- Check-In– Have a daily check-in with a family member, colleague, or friend. Knowing when things are going bad, will allow the help to plan their schedule ahead too.
- Help numbers – Keep them handy, specially to Physician, Surgeon, Physiotherapist, and transportation services.
- Know your Social Worker/Discharge planner – Educate yourself on your community personal service worker, discharge planners, and CCAC services. They can arrange wound care, meals, and help with house hold chores.
- Meals – pre-plan your meals, have them setup, less work the better, you need nourishment as your body goes through the process of healing.
- Physiotherapy – Stick to the plan, both overachieving and underachieving can result in further dysfunction.
- Don’t miss appointments – pre-plan, arrange disability vehicles, cabs for special needs, be aware of disability ramps, disability elevators, and give yourself extra time.

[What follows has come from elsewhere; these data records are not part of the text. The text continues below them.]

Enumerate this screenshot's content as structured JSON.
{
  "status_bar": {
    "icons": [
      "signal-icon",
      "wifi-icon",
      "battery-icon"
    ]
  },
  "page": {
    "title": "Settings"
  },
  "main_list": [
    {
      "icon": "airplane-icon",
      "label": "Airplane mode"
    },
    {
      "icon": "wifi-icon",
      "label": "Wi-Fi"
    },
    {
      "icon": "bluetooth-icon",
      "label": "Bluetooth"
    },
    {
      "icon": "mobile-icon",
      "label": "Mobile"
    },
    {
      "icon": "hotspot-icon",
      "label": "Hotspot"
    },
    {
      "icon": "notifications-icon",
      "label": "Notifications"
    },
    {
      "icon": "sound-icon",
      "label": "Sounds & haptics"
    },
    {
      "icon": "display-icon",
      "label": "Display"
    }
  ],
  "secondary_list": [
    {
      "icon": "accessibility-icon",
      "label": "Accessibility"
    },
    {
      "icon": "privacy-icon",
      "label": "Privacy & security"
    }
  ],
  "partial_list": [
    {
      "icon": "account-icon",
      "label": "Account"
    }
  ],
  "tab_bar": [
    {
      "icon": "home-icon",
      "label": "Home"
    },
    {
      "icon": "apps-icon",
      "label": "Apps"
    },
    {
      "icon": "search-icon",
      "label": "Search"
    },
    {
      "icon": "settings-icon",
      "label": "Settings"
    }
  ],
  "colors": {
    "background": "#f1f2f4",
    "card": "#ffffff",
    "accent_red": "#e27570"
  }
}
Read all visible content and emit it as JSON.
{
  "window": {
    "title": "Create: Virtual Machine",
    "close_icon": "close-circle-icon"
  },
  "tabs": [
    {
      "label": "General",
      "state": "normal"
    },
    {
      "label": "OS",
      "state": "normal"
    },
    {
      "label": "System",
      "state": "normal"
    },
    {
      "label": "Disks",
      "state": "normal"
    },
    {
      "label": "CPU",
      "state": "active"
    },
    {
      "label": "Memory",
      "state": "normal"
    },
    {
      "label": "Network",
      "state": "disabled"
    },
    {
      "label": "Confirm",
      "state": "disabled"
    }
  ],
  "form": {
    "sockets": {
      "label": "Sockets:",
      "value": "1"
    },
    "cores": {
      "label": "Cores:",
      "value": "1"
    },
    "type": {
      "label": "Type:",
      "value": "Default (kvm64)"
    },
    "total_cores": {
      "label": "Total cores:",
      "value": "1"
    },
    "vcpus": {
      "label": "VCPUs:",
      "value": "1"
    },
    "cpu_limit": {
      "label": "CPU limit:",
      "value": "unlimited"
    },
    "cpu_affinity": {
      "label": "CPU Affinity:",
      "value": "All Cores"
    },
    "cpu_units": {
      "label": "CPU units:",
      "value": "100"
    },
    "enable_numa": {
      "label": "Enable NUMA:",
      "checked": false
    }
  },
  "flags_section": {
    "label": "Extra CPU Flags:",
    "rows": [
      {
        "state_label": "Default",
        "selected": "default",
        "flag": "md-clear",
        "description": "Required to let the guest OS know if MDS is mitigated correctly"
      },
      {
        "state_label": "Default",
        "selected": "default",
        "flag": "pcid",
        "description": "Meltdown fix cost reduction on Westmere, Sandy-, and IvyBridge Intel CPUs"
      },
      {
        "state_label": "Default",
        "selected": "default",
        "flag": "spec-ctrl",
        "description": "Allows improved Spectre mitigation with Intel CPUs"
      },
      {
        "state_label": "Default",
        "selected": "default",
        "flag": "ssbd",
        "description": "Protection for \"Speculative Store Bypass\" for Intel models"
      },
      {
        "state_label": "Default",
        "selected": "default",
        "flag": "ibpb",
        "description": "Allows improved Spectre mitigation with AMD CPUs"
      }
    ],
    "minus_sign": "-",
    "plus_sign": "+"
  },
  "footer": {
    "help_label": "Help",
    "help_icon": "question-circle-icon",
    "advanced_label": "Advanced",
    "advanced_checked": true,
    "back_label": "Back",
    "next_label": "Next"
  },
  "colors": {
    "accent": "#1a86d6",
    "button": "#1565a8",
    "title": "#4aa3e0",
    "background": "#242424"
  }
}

- Pre-Op conversation – Discuss with the Surgeon the norms of your post-operative course, surprises are scary, the more prepared you are, the less anxiety you will encounter.
- Hygiene – Bathing is necessary for personal hygiene as well as mood! We take for granted this simple task until function is lost. Have in place bath chairs, support handles, lifts, Cast covers, etc. Place objects like soap, scrubs, shampoos and lotions at usable heights. Stay low, go slow!
This list is not all encompassing; however, it is a start to get you thinking about your future surgery. For more information, please do not hesitate to contact us at firstname.lastname@example.org